This Ultra-Cheap Wood Floor Is Great For Shops, Sheds

When You Just Need Servicable Unfinished Solid Hardwood

Store interior with wood floor
Witold Skrypczak / Getty Images

You want a wood floor for your shop. You want it basic and you want it cheap. But you keep coming up empty.  What are your options? Rated from worst to best, here are 6 options, with the 6th option being the clear winner.

6. Laminate: Highly Damage-Prone

Laminate isn't wood; it only looks like wood. Slippery and easily damaged. No.

5. Engineered Wood Flooring: Expensive, Easily Damaged

Eliminate any type of engineered wood from your thoughts. Engineered wood's thin, top wood veneer isn't the best protection against falling hammers. Expensive and a poor choice. No.

4. Pre-Finished Wood Flooring: Hard To Refinish

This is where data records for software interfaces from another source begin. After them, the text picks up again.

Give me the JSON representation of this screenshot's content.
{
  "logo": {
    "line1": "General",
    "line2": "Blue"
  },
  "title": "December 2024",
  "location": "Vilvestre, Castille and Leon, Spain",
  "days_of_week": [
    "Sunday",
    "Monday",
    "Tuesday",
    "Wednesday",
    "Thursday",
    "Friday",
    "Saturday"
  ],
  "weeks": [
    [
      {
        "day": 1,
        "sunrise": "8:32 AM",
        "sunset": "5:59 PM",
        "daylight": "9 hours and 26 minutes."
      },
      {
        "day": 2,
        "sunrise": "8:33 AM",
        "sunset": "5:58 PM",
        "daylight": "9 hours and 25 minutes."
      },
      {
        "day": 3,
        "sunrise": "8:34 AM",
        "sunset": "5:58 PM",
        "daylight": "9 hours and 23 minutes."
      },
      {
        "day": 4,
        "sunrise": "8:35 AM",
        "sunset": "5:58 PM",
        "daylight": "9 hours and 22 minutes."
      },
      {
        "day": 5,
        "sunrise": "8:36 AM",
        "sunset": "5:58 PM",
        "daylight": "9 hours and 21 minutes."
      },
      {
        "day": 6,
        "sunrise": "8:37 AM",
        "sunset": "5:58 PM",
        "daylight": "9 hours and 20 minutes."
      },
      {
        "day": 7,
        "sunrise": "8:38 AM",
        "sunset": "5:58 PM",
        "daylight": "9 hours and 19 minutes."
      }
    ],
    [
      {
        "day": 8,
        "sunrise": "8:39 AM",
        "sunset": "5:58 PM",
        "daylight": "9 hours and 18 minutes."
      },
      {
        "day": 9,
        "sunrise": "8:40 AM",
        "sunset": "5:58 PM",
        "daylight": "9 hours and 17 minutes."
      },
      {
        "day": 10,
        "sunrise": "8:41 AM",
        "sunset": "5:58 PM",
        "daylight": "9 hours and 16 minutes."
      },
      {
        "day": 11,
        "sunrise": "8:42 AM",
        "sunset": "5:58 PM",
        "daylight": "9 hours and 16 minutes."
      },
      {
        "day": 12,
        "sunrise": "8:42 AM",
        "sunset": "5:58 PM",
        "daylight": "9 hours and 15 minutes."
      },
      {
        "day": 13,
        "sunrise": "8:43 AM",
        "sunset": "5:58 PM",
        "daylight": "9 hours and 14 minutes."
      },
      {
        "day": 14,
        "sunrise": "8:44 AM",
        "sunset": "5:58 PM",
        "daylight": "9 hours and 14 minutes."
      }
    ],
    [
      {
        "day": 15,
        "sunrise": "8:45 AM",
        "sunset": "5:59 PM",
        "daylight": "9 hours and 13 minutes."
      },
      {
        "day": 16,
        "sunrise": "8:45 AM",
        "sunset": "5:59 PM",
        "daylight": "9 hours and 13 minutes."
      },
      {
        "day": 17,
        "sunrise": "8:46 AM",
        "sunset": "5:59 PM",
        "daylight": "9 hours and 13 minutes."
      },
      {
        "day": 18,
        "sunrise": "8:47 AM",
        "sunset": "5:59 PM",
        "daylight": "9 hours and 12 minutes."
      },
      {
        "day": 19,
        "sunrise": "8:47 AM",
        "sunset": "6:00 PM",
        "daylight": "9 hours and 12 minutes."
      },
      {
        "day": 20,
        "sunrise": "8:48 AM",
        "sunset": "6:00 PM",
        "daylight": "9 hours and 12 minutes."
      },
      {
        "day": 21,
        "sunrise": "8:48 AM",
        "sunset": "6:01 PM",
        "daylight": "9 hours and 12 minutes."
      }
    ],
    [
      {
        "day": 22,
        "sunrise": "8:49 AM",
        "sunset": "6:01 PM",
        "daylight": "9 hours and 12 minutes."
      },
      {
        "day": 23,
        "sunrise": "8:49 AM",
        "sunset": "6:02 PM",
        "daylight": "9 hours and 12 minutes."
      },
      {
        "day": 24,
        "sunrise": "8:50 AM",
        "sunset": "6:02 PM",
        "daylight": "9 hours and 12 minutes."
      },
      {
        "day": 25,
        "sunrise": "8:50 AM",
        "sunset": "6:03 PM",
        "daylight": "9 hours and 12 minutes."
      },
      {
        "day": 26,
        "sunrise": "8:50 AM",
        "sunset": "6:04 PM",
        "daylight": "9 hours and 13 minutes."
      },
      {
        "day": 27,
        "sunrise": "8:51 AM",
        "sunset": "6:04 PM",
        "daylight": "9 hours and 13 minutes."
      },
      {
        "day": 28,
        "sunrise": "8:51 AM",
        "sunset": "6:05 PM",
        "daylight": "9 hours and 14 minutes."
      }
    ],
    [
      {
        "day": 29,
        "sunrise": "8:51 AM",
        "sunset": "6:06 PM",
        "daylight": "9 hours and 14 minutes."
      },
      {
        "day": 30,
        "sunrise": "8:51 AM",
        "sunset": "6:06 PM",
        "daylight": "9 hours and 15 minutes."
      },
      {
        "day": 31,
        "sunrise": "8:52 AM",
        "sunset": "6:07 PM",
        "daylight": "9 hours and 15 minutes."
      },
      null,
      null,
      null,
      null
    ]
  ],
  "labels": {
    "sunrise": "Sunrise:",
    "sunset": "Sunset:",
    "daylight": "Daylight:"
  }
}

At one time, if you wanted solid hardwood, you got it unfinished and it was your responsibility to site-finish it. Better techniques evolved for pre-finishing wood flooring. Urethane-based coatings meant that manufacturers could impregnate the wood with a nearly shell-like finish, enabling the finishing process to happen in a factory, not your home.

This expensive option, usually $3.25 and up, is better suited for living areas than a shop. I have dropped hammers on pre-finished and the result is not pretty.

As Dan McMillan of Carlisle Floors told me, one problem with pre-finished flooring is that this urethane finish must be chemically stripped before you can refinish it.  

3. OSB: Ugly, Cheap

Orient strand board, that amalgam of resin-bound wood chips, is a cheap and dense option for your shop floor. But it chips off easily and swells with prolonged contact with moisture. Not only that, the rough surface is hard to sweep. OSB is good only as a sub-surface for another flooring. Not recommended.

2. Plywood: Durable, Cheap, Splintery

Plywood is a stronger and more dependable choice than OSB. The bad part is that plywood loves to splinter.  Recommended for areas of heavy use (storage of lawn mowers, shovels, sledges, etc.).  Yes, you can use it for a workshop, but be sure never to walk in bare feet!

1. Rustic Grade Unfinished Wood: Cheap, Durable, Attractive, But More Difficult To Install

Lower grades of hardwood flooring may be best suited for your shop. They straddle the line between cheap/rough and nice/acceptable. In the end, it's all a matter of personal preferences and needs.

Rustic hardwood isn't the cheapest of the bunch. But its surface is perfect for a shop. It can be sanded and sealed, and it's smooth enough that lost nuts and washers can easily be found. With its low number of openings and knot-holes, it sweeps off well.

This flooring goes by several different names; in any case, it is a lower grade of hardwood than rustic-grade. 

The catch is that you need to floor-staple it down, and for that, you will need to rent a stapler.


  • Rock-bottom cheap (but remember to factor in unusable boards and floor stapler rental costs).
  • Unfinished--keep it raw or finish it the way you like it.
  • Refinish it numerous times.


These defects are part and parcel of any utility grade wood flooring:

  • Closed knots, but in great numbers.
  • Open knots.
  • Broken-off tongues.
  • Minor splits.
  • Boards that are excessively short.
  • Burn marks from the saw.
  • A high rate of unusable boards--up to 20%.

Also, the utility grade wood floor may need to be special-ordered.


Lumber Liquidators supplies rustic and utility grade oak flooring that runs between $1-$2 per square foot (July 2011). It does come with the defects listed above, plus blue marks that buyers find difficult to remove. Still, the product is relative to its price and application, so it gets good marks from buyers.

Hurst Hardwoods supplies unfinished red oak in short boards for around the same price as Lumber Liquidators. Check out the "Contractors Specials" on their site.

Moving away from oak, another utility grade flooring is Lumber Liquidators' Clover Lea Pine. Pine, while softer than oak, allows for the manual face-nailing that you would not be able to do with oak. The chief value of this pine is that the boards come in eight-foot lengths; thus, less piecing together of small boards.